The funding was announced on the same day as outgoing prime minister Theresa May’s legally binding pledge for the UK to meet ‘net zero’ carbon emissions by 2050.
Battery projects receiving funding will “pave the way for advances towards a cleaner economy”, said business and energy secretary Greg Clark.
Recipients of the latest round of funding from the Faraday Battery Challenge include mining consultancy firm Wardell Armstrong, which will work with experts at the Natural History Museum and mining firm Cornish Lithium to study the possibility of developing a British supply of lithium – a key natural resource that is essential to the majority of current ‘alternatively fuelled vehicles’.
A Jaguar Land Rover-led project to safely maximise battery performance will also receive funding, as will Granta Design. The materials technology company will study the use of AI in battery manufacture.
The £23m investments are part of £274m available from the Faraday scheme. So far, the government has awarded £82.6m to 63 projects.
“The Faraday Battery Challenge brings together the UK’s world-class expertise across research and industry to deliver battery technologies that will power the vehicles of the future,” said Professor Sir Mark Walport, chief executive of UK Research and Innovation.
“The projects announced today emphasise how this collective expertise is being brought to bear on the biggest challenges facing the development of next-generation electric car batteries, from their power source and performance to safety and manufacturing.”
‘We can reap the benefits’
Achieving ‘net zero’ by 2050 “will require a transformation of our energy system and the deployment of a broad range of new technologies in every sector of our economy,” said IMechE policy adviser Matt Rooney, commenting on the emissions announcement.
“The UK has made great progress in reducing emissions, in particular from the power sector, but going further will necessitate a major upgrade of our energy infrastructure. But this should also be seen as an opportunity. In being the first country to legally commit to becoming a net zero greenhouse gas emissions economy, we can become more innovative and reap the benefits of leading on the development of the novel technologies of tomorrow.”
The education system will need to evolve to offer more training and help engineers thrive in newly decarbonised industries, he added.

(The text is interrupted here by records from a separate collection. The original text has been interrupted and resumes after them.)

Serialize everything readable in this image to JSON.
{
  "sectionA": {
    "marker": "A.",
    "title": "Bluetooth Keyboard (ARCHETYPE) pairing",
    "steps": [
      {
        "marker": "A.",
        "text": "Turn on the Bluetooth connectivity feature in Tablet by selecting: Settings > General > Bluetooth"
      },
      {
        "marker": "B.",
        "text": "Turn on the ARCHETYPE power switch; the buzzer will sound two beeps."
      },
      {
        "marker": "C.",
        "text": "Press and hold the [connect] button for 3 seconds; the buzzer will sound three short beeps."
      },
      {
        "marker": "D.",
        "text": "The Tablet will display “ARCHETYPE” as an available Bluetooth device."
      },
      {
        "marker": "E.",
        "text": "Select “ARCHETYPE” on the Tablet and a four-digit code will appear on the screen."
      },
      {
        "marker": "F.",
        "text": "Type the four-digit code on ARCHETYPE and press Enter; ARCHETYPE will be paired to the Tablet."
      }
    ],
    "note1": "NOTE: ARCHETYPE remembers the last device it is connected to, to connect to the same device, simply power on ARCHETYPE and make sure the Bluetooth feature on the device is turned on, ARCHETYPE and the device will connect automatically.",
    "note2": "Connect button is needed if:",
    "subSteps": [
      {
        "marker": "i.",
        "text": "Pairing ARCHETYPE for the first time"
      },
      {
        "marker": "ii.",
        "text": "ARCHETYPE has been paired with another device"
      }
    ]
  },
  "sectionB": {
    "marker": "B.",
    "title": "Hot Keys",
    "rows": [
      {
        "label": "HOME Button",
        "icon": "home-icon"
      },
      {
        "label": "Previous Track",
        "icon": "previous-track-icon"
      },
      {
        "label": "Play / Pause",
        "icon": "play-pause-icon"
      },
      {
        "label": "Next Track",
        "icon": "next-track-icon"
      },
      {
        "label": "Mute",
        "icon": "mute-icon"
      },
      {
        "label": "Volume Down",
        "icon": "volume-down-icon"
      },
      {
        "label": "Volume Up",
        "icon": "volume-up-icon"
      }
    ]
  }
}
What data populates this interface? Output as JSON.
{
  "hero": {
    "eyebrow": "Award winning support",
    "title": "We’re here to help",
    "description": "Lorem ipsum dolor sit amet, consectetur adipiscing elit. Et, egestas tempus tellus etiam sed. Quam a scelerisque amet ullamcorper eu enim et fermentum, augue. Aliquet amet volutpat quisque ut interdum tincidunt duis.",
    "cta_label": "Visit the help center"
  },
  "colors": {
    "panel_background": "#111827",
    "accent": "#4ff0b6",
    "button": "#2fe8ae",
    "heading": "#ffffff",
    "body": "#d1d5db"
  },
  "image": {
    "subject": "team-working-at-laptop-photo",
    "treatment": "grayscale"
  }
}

Content published by Professional Engineering does not necessarily represent the views of the Institution of Mechanical Engineers.